Athene Seyler made her (silent) film debut in 1921 as Rachel Wardle in The Adventures of Mr Pickwick, and managed to appear in over sixty films in a career dominated by the stage. She was invariably cast in comic cameos, as eccentric and imperious aunts or dowagers, and unsurprisingly in several more Dickensian adaptations-as Misses La Creevy, Witherfield, and Pross in Nicholas Nickleby (1947), in The Pickwick Papers (1952), and in A Tale of Two Cities (1958). In the 1950s and 1960s she made a few television appearances, in the classics and in The Avengers.
On 14 February 1914 Athene Seyler had married James Bury Sterndale-Bennett (1889/90-1941), a journalist, the grandson of Sir William Sterndale-Bennett, composer and entertainer. They had one daughter. In 1922 she met the actor Nicholas ‘Beau’ Hannen (1881-1972), the son of Sir Nicholas James Hannen and his wife, Jessie Woodhouse, and he was to be the love of her life. She changed her name by deed poll to Hannen in 1928, but they were not to marry until 1960, after the death of his first wife, who had refused a divorce. Although Seyler was appointed CBE in 1959, it was generally assumed that the DBE many thought rightfully hers was withheld on account of her unmarried partnership with Beau.
In 1950 Athene Seyler was elected president of the Royal Academy of Dramatic Art, the first former pupil to hold that post, and in the same year became life president of the Theatrical Ladies Guild. She lived for some fifty years in the Coach House, Chiswick Mall, and would explain to passers-by the finer points of the boat race (and that she was not in fact Margaret Rutherford). She abandoned an autobiography because its leading character bored her but in her hundredth year she was still working, making mischievous appearances on television chat shows and a belated debut at the Royal National Theatre on her 101st birthday, vividly recalling G. B. Shaw and Sir Henry Irving, Ellen Terry, and Mrs Patrick Campbell. She died three months later on 12 September 1990 at the Coach House, 26 Upper Mall, Hammersmith, London.

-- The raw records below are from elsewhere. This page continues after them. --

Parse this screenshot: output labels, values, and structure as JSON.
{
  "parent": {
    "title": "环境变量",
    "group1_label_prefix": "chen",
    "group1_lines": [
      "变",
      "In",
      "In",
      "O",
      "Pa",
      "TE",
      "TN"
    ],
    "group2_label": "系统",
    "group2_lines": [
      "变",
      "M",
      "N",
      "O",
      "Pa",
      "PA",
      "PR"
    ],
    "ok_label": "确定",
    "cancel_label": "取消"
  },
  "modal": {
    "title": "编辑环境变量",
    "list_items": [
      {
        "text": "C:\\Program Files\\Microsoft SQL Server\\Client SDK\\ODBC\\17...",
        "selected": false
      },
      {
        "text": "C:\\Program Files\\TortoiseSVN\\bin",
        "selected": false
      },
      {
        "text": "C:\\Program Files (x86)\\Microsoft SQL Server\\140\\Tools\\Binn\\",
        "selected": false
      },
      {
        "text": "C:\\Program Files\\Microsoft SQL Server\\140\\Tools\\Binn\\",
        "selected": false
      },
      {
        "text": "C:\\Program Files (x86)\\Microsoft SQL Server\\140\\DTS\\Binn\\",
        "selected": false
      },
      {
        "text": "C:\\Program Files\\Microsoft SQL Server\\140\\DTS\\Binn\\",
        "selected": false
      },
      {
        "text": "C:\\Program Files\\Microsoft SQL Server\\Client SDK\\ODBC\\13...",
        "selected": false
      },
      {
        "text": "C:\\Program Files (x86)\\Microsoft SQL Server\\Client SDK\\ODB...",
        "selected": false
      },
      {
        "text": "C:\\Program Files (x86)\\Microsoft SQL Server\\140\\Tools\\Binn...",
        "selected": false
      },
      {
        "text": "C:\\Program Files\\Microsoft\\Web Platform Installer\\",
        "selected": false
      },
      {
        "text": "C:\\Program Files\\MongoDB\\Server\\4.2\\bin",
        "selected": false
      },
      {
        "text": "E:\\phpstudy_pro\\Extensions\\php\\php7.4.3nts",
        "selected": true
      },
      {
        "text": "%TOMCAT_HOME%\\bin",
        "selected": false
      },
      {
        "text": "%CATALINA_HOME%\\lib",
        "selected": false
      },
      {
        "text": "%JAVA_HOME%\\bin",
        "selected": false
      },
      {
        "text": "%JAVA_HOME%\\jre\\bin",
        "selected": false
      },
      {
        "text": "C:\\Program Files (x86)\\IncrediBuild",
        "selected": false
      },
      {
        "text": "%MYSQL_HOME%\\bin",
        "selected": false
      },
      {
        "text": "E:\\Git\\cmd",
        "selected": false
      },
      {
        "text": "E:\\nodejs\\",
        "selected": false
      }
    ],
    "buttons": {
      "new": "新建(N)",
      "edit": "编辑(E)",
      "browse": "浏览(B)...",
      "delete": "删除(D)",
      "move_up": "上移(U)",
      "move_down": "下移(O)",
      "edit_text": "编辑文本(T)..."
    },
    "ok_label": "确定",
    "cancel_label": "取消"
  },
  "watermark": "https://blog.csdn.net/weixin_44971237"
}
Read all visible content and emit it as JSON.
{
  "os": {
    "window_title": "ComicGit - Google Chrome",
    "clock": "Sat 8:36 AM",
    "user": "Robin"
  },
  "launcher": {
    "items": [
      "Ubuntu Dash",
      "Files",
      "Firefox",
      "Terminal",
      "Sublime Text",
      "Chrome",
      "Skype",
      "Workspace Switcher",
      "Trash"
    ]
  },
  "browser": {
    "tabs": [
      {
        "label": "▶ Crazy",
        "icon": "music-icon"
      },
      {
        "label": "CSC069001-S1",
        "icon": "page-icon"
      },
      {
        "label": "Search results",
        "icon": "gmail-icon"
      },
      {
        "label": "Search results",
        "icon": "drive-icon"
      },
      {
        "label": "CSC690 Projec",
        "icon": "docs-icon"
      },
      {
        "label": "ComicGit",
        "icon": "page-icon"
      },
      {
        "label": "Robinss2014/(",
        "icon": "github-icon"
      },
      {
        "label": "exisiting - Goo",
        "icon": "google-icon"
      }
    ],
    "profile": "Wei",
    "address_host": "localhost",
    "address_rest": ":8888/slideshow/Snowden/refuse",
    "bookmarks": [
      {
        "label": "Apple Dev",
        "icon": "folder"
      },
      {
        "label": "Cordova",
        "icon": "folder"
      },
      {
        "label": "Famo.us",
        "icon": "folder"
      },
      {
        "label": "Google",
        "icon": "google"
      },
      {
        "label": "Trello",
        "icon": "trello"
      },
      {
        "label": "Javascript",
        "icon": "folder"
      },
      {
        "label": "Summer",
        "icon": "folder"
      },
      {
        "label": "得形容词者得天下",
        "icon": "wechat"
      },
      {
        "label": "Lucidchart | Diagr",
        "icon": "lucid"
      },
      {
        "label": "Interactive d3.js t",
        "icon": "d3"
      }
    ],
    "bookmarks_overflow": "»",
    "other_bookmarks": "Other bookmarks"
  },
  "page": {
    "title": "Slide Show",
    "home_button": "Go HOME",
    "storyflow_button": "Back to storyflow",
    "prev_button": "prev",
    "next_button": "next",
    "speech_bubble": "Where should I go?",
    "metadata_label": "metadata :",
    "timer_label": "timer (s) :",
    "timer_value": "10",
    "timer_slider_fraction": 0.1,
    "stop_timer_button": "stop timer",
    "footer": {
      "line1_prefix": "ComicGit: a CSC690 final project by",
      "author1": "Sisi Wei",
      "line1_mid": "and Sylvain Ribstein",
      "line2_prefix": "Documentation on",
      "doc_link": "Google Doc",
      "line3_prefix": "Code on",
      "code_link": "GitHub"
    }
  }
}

The above article can also be accessed on the British Film Forum online here.